derates were much weaker.
The retreat from Norfolk was caused by a panic which sometimes seizes upon people, and leads them to do things at the moment for which they rebuke themselves when they come to their senses.
The re-occupation of Norfolk Navy Yard was a great convenience to the North Atlantic squadron, which had been obliged to send most of its vessels to Philadelphia and New York for repairs, and now the operations up the James River could be carried on more effectively.
On May 18, 1862, Flag-officer Goldsborough reports to the Department an engagement which took place on the James River between some gun-boats under Commander John Rodgers and a heavy battery on Drury's Bluff (a high point commanding a long reach of the river).

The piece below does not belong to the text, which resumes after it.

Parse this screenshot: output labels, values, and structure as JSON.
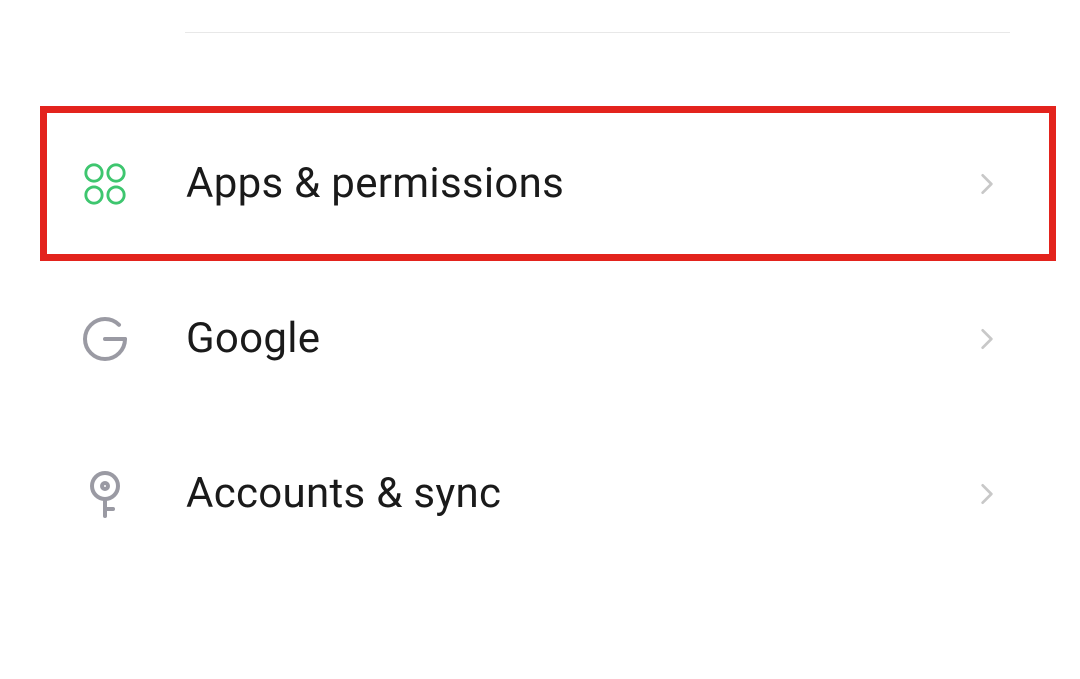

The vessels which attacked this stronghold were the iron-clad (so-called) Galena, Commander John Rodgers, the Monitor, Lieutenant W. N. Jeffers, and the unarmored steamers Aroostook, Port Royal and Naugatuck.
These vessels moved up the James